Not Following Employment Laws is one of the Legal Mistakes that new business owners make. Realistically, you’ll have to hire employees to run your business. However, when you’re first starting, you might not have the funds or the time to set up all of your employment best practices. Unfortunately, if you’re neglecting employment laws, you could get sued. Some key points to remember are:
- Employees vs. Independent Contractors – Employees are on your company’s payroll, meaning that you handle the various taxes that get taken out of their checks. They’re also allowed to participate in company-wide benefits, such as health insurance or a 401k. Independent contractors are independent entities often hired for a specific project. Using contractors can limit your liability, but it’s harder to build loyalty since they cannot get benefits.
- TimeKeeping – You should utilize a comprehensive timekeeping service or app to ensure that everyone gets paid what they’re owed. Without a tracking system, it’s hard to verify whether an employee is getting paid fairly for their work. It’s also imperative to have everyone clock in and out diligently to avoid missed punches or overtime.
- Overtime Rules – States have different rules regarding overtime.

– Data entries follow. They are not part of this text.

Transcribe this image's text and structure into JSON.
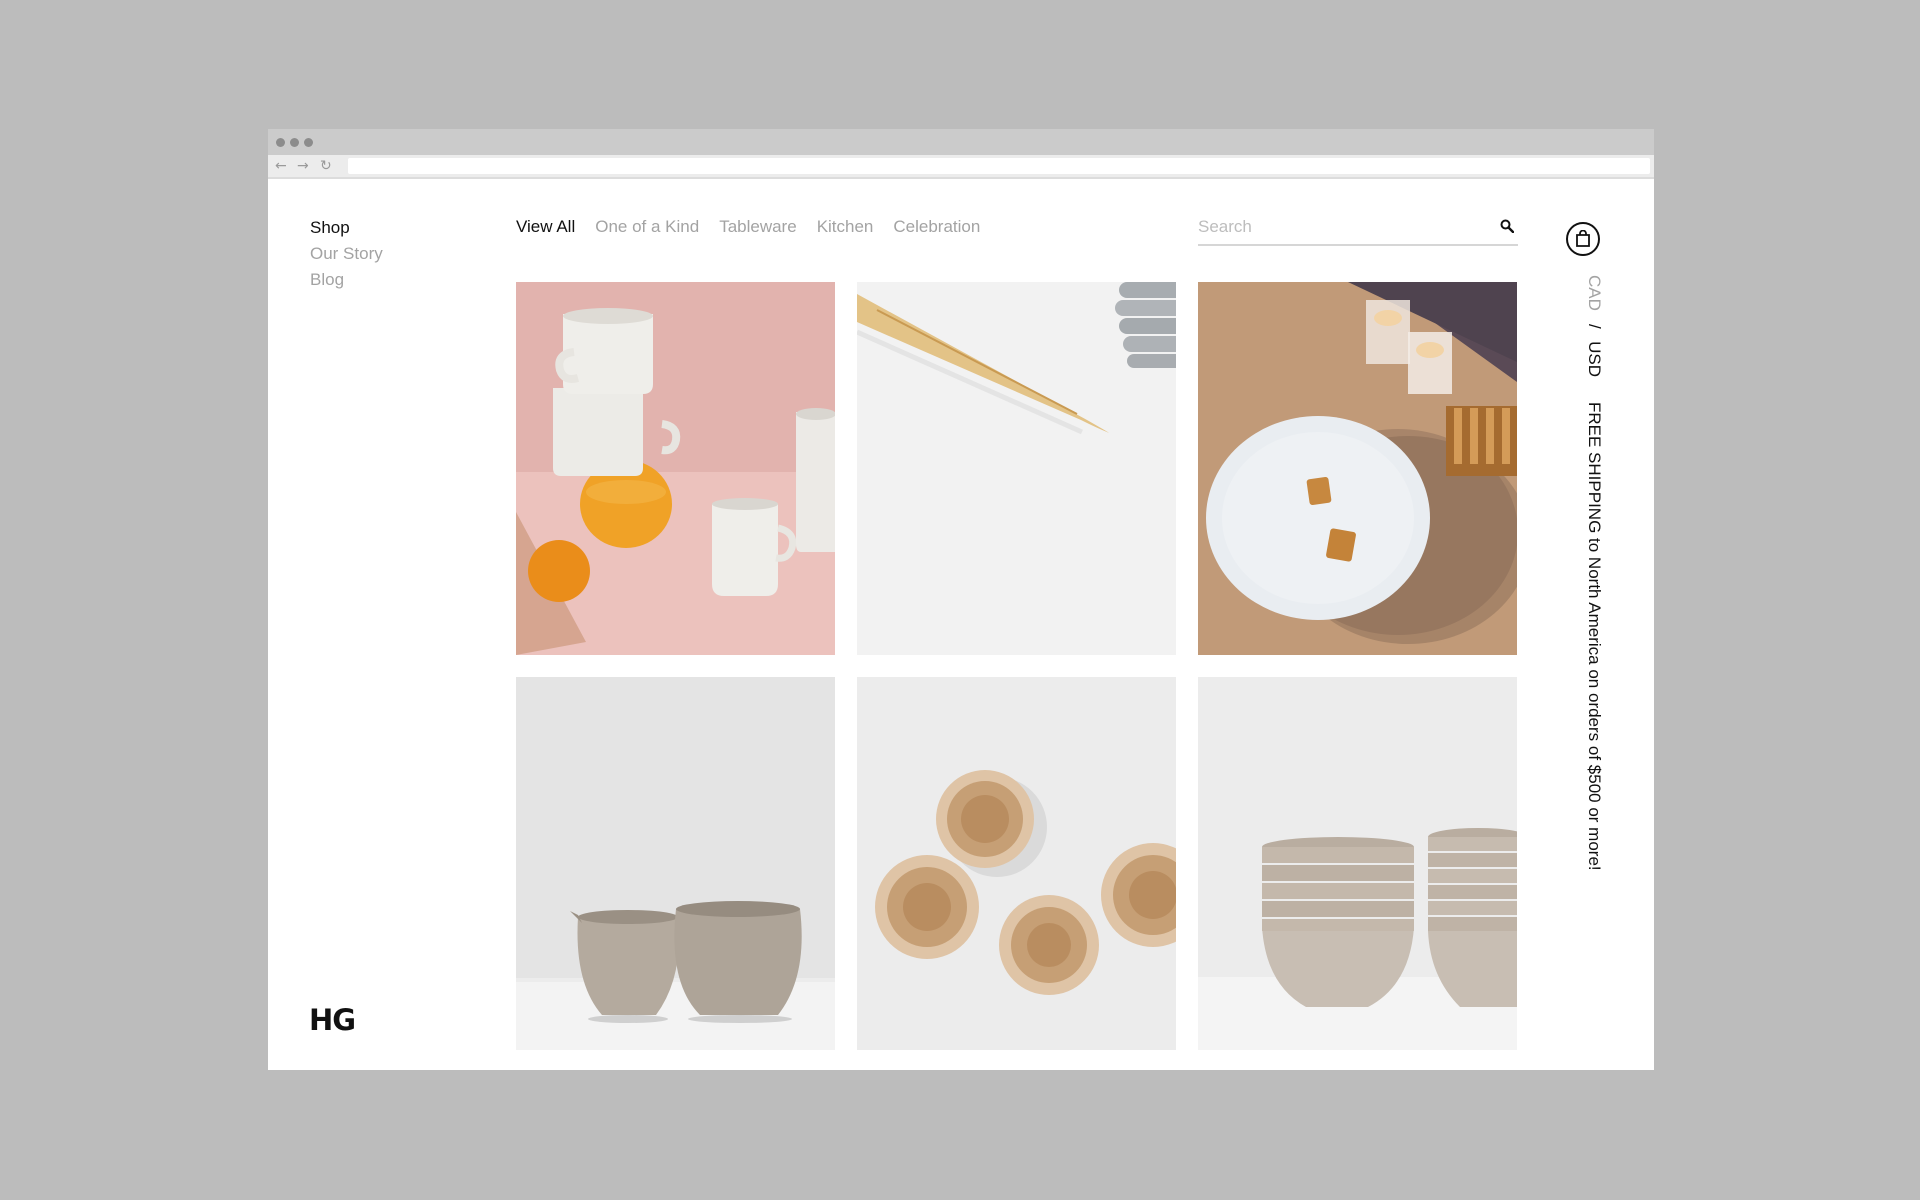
{
  "sidebar": {
    "items": [
      {
        "label": "Shop",
        "active": true
      },
      {
        "label": "Our Story",
        "active": false
      },
      {
        "label": "Blog",
        "active": false
      }
    ],
    "logo": "HG"
  },
  "categories": [
    {
      "label": "View All",
      "active": true
    },
    {
      "label": "One of a Kind",
      "active": false
    },
    {
      "label": "Tableware",
      "active": false
    },
    {
      "label": "Kitchen",
      "active": false
    },
    {
      "label": "Celebration",
      "active": false
    }
  ],
  "search": {
    "placeholder": "Search",
    "value": ""
  },
  "currency": {
    "cad": "CAD",
    "separator": "/",
    "usd": "USD",
    "selected": "USD"
  },
  "shipping_notice": "FREE SHIPPING to North America on orders of $500 or more!",
  "icons": [
    "search-icon",
    "shopping-bag-icon",
    "back-arrow-icon",
    "forward-arrow-icon",
    "reload-icon"
  ]
}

For example, in California, overtime starts after eight hours in a single day. In other states, overtime only counts once an employee reaches 40 hours in a week. Make sure you understand the regulations and pay your workers accordingly.

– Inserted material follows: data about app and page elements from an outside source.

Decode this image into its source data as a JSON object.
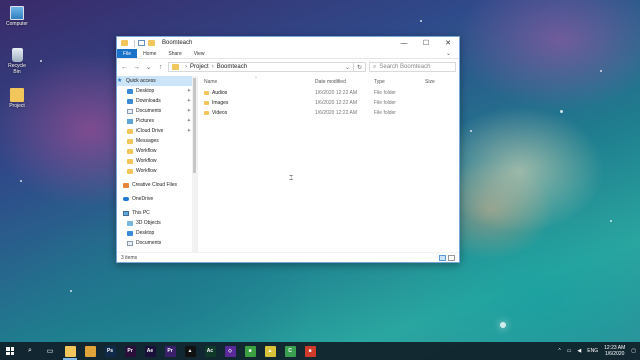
{
  "desktop": {
    "icons": [
      {
        "label": "Computer",
        "icon": "computer-icon"
      },
      {
        "label": "Recycle Bin",
        "icon": "recycle-bin-icon"
      },
      {
        "label": "Project",
        "icon": "folder-icon"
      }
    ]
  },
  "window": {
    "title": "Boomteach",
    "controls": {
      "minimize": "—",
      "maximize": "☐",
      "close": "✕"
    },
    "ribbon_tabs": [
      {
        "label": "File"
      },
      {
        "label": "Home"
      },
      {
        "label": "Share"
      },
      {
        "label": "View"
      }
    ],
    "address": {
      "back": "←",
      "forward": "→",
      "recent": "⌄",
      "up": "↑",
      "segments": [
        "Project",
        "Boomteach"
      ],
      "separator": "›",
      "refresh": "↻"
    },
    "search": {
      "placeholder": "Search Boomteach"
    },
    "nav_pane": {
      "items": [
        {
          "label": "Quick access",
          "icon": "star-icon",
          "pinned": false
        },
        {
          "label": "Desktop",
          "icon": "desktop-icon",
          "pinned": true
        },
        {
          "label": "Downloads",
          "icon": "downloads-icon",
          "pinned": true
        },
        {
          "label": "Documents",
          "icon": "documents-icon",
          "pinned": true
        },
        {
          "label": "Pictures",
          "icon": "pictures-icon",
          "pinned": true
        },
        {
          "label": "iCloud Drive",
          "icon": "folder-icon",
          "pinned": true
        },
        {
          "label": "Messages",
          "icon": "folder-icon",
          "pinned": false
        },
        {
          "label": "Workflow",
          "icon": "folder-icon",
          "pinned": false
        },
        {
          "label": "Workflow",
          "icon": "folder-icon",
          "pinned": false
        },
        {
          "label": "Workflow",
          "icon": "folder-icon",
          "pinned": false
        },
        {
          "label": "Creative Cloud Files",
          "icon": "creative-cloud-icon",
          "pinned": false
        },
        {
          "label": "OneDrive",
          "icon": "onedrive-icon",
          "pinned": false
        },
        {
          "label": "This PC",
          "icon": "this-pc-icon",
          "pinned": false
        },
        {
          "label": "3D Objects",
          "icon": "3d-objects-icon",
          "pinned": false
        },
        {
          "label": "Desktop",
          "icon": "desktop-icon",
          "pinned": false
        },
        {
          "label": "Documents",
          "icon": "documents-icon",
          "pinned": false
        }
      ],
      "pin_glyph": "📌"
    },
    "columns": {
      "name": "Name",
      "date": "Date modified",
      "type": "Type",
      "size": "Size"
    },
    "files": [
      {
        "name": "Audios",
        "date": "1/6/2020 12:22 AM",
        "type": "File folder",
        "size": ""
      },
      {
        "name": "Images",
        "date": "1/6/2020 12:22 AM",
        "type": "File folder",
        "size": ""
      },
      {
        "name": "Videos",
        "date": "1/6/2020 12:22 AM",
        "type": "File folder",
        "size": ""
      }
    ],
    "status": "3 items"
  },
  "taskbar": {
    "apps": [
      {
        "name": "search",
        "glyph": "⌕",
        "color": ""
      },
      {
        "name": "task-view",
        "glyph": "▭",
        "color": ""
      },
      {
        "name": "file-explorer",
        "glyph": "",
        "color": "#f2c65a",
        "active": true
      },
      {
        "name": "chrome",
        "glyph": "",
        "color": "#e0a43a"
      },
      {
        "name": "photoshop",
        "glyph": "Ps",
        "color": "#0f2a4a"
      },
      {
        "name": "premiere",
        "glyph": "Pr",
        "color": "#2a0f3a"
      },
      {
        "name": "after-effects",
        "glyph": "Ae",
        "color": "#1a0f3a"
      },
      {
        "name": "premiere-alt",
        "glyph": "Pr",
        "color": "#3a1f6a"
      },
      {
        "name": "app-dark",
        "glyph": "▲",
        "color": "#111"
      },
      {
        "name": "acrobat-like",
        "glyph": "Ac",
        "color": "#0f3a2a"
      },
      {
        "name": "visual-studio",
        "glyph": "◇",
        "color": "#5a2a9a"
      },
      {
        "name": "app-green",
        "glyph": "■",
        "color": "#3aa040"
      },
      {
        "name": "app-yellow",
        "glyph": "▲",
        "color": "#d8c23a"
      },
      {
        "name": "camtasia",
        "glyph": "C",
        "color": "#3aa050"
      },
      {
        "name": "app-red",
        "glyph": "■",
        "color": "#d03a2a"
      }
    ],
    "tray": {
      "chevron": "^",
      "lang": "ENG",
      "time": "12:23 AM",
      "date": "1/6/2020"
    }
  }
}
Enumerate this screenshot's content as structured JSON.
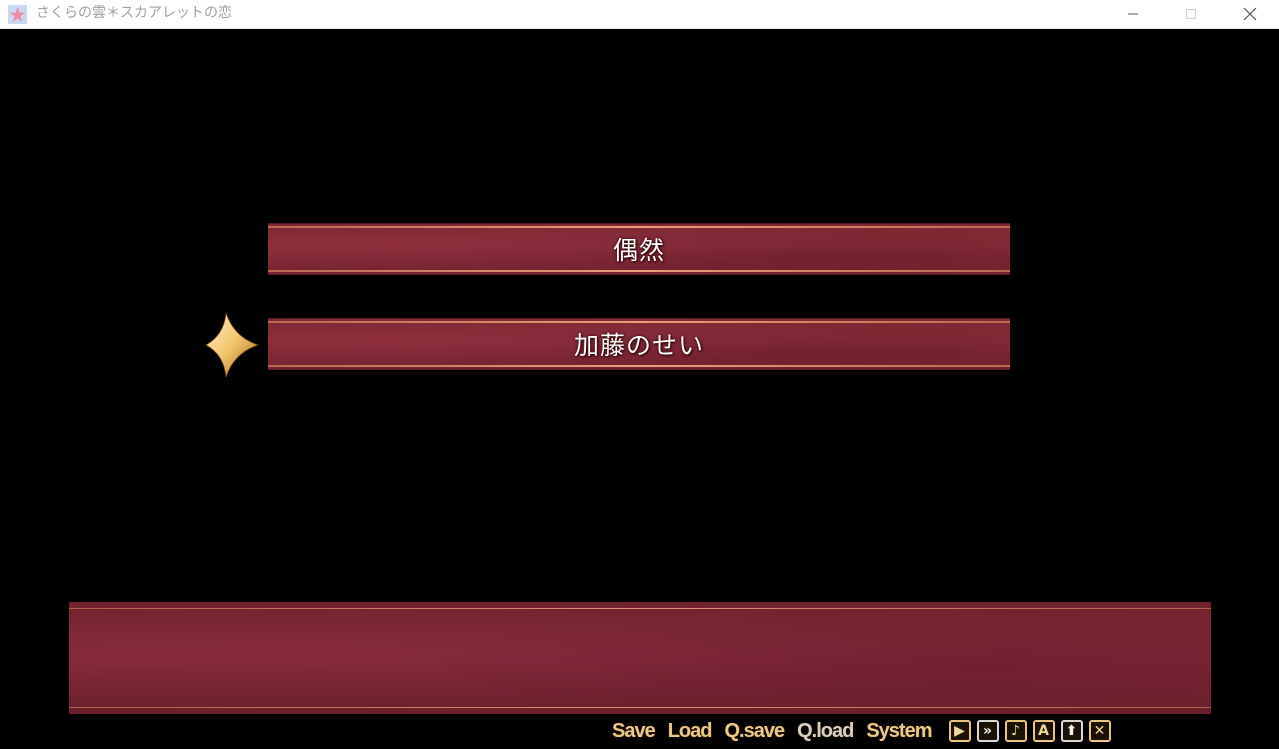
{
  "window": {
    "title": "さくらの雲＊スカアレットの恋"
  },
  "choices": [
    {
      "label": "偶然",
      "selected": false
    },
    {
      "label": "加藤のせい",
      "selected": true
    }
  ],
  "menu": {
    "save": "Save",
    "load": "Load",
    "qsave": "Q.save",
    "qload": "Q.load",
    "system": "System"
  },
  "quick_icons": [
    {
      "name": "auto-play-icon",
      "glyph": "▶"
    },
    {
      "name": "skip-icon",
      "glyph": "»"
    },
    {
      "name": "music-icon",
      "glyph": "♪"
    },
    {
      "name": "text-icon",
      "glyph": "A"
    },
    {
      "name": "hide-window-icon",
      "glyph": "⬆"
    },
    {
      "name": "close-icon",
      "glyph": "✕"
    }
  ],
  "colors": {
    "panel": "#82293a",
    "accent_gold": "#e9c983",
    "border_line": "#e09070"
  }
}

5. Failing to Get Relevant Licenses and Permits
Forming your business entity is just the first step. Depending on what type of company you’re running, you’ll likely need to get additional permits and licenses. Some examples of these permits include:
- Seller’s Permit – You need this to sell products to customers.
- Foodservice License – This document is necessary if you’re selling food to people.
- Liquor License – If you’re selling hard alcohol, you’ll need a different license than if you’re just selling wine and beer.
- General Business License – Almost all states require that you have a business license to operate at all.
Failing to get all the necessary documentation means that your enterprise can get shut down by the authorities.
6. Not Protecting Intellectual Property
Your company’s intellectual property can include various items, such as your brand assets, product designs, recipes, marketing content, and more. If you don’t protect this property, other entities could steal your ideas and use them for their own purposes. There are two ways to protect intellectual property: trademarking and copyrighting. Here’s a breakdown of each option:
- Trademarking – A trademark protects elements that distinguish one business from another. So, you can trademark brand assets and marketing content because they’re specific to your company. You don’t have to register a trademark, but it helps to do so with the United States Patent and Trademark Office.
- Copyrighting – A copyright exists as soon as you create original work. This can include a new product, a recipe, or marketing content. You don’t have to register a copyright, but doing so can make it easier to prove that you created it.
If you have any proprietary products you created, you might want to file a patent. A patent means that you have legal ownership of the item, and no one else can use it without your permission. Filing a patent is more complicated and costs money, but it offers excellent protection for your IP.
7. Not Having Legal Counsel
As you can see, there are quite a few areas where you have to be legally compliant. While this guide can help you avoid potentially sticky situations, it doesn’t count as legal advice. Instead, you should retain a lawyer so that you can ask specific legal questions. This way, you don’t have to worry about Legal Mistakes, and you can protect your business.
Fortunately, you don’t need to hire a high-priced lawyer. Sites like Rocket Lawyer or Legal Zoom allow you to connect with business attorneys quickly and affordably. Before you do anything, be sure to ask a lawyer to protect your business.
Now that you know the legal mistakes most companies make, you can figure out how to avoid Legal Mistakes. Starting a business is challenging enough without the threat of legal action.